== TASK PROMPT ==
Return the records exactly as they appear below, omitting the pictures.

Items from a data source
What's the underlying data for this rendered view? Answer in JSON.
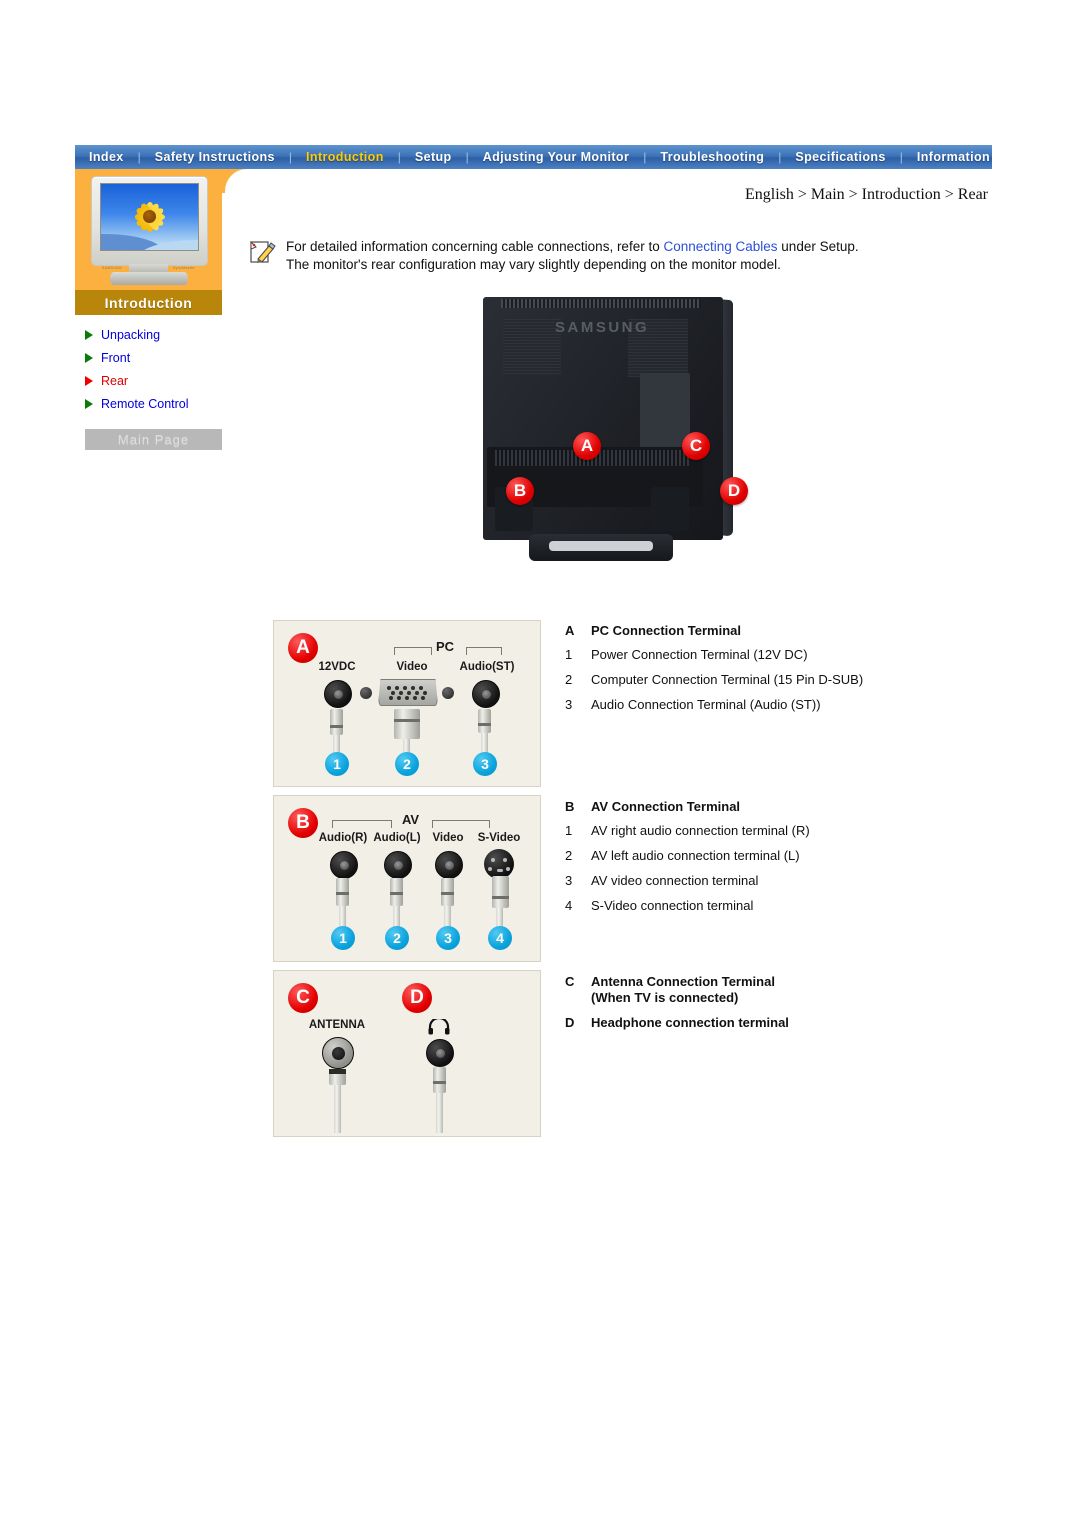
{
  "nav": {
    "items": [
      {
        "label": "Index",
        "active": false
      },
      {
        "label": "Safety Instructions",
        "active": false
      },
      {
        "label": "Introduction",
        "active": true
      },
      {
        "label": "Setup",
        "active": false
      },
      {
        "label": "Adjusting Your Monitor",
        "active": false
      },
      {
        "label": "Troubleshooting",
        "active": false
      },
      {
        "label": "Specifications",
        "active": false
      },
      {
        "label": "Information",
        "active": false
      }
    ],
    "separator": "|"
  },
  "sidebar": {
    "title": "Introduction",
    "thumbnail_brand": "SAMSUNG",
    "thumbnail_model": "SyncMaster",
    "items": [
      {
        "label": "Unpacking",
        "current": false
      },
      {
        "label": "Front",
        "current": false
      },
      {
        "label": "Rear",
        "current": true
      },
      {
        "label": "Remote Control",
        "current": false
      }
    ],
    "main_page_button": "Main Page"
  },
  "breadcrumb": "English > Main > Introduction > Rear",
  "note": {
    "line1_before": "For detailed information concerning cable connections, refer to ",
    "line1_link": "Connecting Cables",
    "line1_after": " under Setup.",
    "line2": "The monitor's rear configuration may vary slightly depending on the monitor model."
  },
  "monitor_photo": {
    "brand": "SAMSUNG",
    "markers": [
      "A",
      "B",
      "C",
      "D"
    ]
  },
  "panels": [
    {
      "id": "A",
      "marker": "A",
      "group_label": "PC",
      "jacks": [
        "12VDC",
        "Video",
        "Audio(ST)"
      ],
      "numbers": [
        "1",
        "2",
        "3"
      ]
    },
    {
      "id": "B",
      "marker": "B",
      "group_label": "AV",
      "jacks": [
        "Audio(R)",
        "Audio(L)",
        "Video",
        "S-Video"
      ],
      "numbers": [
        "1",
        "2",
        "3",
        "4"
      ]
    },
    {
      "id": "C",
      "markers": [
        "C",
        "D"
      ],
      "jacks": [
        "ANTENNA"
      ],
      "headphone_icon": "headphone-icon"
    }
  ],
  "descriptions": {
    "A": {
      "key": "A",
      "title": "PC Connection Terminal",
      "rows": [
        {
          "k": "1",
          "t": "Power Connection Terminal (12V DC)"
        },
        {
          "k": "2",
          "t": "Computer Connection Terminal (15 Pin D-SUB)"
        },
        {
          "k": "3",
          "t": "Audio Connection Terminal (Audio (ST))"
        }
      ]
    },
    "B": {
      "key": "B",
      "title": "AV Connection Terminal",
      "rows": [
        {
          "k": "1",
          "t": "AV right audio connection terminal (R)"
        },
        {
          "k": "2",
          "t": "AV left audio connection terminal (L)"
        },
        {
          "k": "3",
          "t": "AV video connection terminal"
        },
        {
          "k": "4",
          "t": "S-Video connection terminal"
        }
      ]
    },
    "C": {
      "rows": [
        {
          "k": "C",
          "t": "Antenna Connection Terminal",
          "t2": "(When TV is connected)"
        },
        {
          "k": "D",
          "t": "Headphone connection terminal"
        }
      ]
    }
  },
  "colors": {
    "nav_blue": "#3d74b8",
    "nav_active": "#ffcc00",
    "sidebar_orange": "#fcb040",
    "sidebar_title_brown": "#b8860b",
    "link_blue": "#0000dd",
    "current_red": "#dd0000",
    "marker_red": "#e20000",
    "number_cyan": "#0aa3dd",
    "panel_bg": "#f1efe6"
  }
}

== COMPLETED TASK ==
What's the underlying data for this rendered view? Answer in JSON.
{
  "nav": {
    "items": [
      {
        "label": "Index",
        "active": false
      },
      {
        "label": "Safety Instructions",
        "active": false
      },
      {
        "label": "Introduction",
        "active": true
      },
      {
        "label": "Setup",
        "active": false
      },
      {
        "label": "Adjusting Your Monitor",
        "active": false
      },
      {
        "label": "Troubleshooting",
        "active": false
      },
      {
        "label": "Specifications",
        "active": false
      },
      {
        "label": "Information",
        "active": false
      }
    ],
    "separator": "|"
  },
  "sidebar": {
    "title": "Introduction",
    "thumbnail_brand": "SAMSUNG",
    "thumbnail_model": "SyncMaster",
    "items": [
      {
        "label": "Unpacking",
        "current": false
      },
      {
        "label": "Front",
        "current": false
      },
      {
        "label": "Rear",
        "current": true
      },
      {
        "label": "Remote Control",
        "current": false
      }
    ],
    "main_page_button": "Main Page"
  },
  "breadcrumb": "English > Main > Introduction > Rear",
  "note": {
    "line1_before": "For detailed information concerning cable connections, refer to ",
    "line1_link": "Connecting Cables",
    "line1_after": " under Setup.",
    "line2": "The monitor's rear configuration may vary slightly depending on the monitor model."
  },
  "monitor_photo": {
    "brand": "SAMSUNG",
    "markers": [
      "A",
      "B",
      "C",
      "D"
    ]
  },
  "panels": [
    {
      "id": "A",
      "marker": "A",
      "group_label": "PC",
      "jacks": [
        "12VDC",
        "Video",
        "Audio(ST)"
      ],
      "numbers": [
        "1",
        "2",
        "3"
      ]
    },
    {
      "id": "B",
      "marker": "B",
      "group_label": "AV",
      "jacks": [
        "Audio(R)",
        "Audio(L)",
        "Video",
        "S-Video"
      ],
      "numbers": [
        "1",
        "2",
        "3",
        "4"
      ]
    },
    {
      "id": "C",
      "markers": [
        "C",
        "D"
      ],
      "jacks": [
        "ANTENNA"
      ],
      "headphone_icon": "headphone-icon"
    }
  ],
  "descriptions": {
    "A": {
      "key": "A",
      "title": "PC Connection Terminal",
      "rows": [
        {
          "k": "1",
          "t": "Power Connection Terminal (12V DC)"
        },
        {
          "k": "2",
          "t": "Computer Connection Terminal (15 Pin D-SUB)"
        },
        {
          "k": "3",
          "t": "Audio Connection Terminal (Audio (ST))"
        }
      ]
    },
    "B": {
      "key": "B",
      "title": "AV Connection Terminal",
      "rows": [
        {
          "k": "1",
          "t": "AV right audio connection terminal (R)"
        },
        {
          "k": "2",
          "t": "AV left audio connection terminal (L)"
        },
        {
          "k": "3",
          "t": "AV video connection terminal"
        },
        {
          "k": "4",
          "t": "S-Video connection terminal"
        }
      ]
    },
    "C": {
      "rows": [
        {
          "k": "C",
          "t": "Antenna Connection Terminal",
          "t2": "(When TV is connected)"
        },
        {
          "k": "D",
          "t": "Headphone connection terminal"
        }
      ]
    }
  },
  "colors": {
    "nav_blue": "#3d74b8",
    "nav_active": "#ffcc00",
    "sidebar_orange": "#fcb040",
    "sidebar_title_brown": "#b8860b",
    "link_blue": "#0000dd",
    "current_red": "#dd0000",
    "marker_red": "#e20000",
    "number_cyan": "#0aa3dd",
    "panel_bg": "#f1efe6"
  }
}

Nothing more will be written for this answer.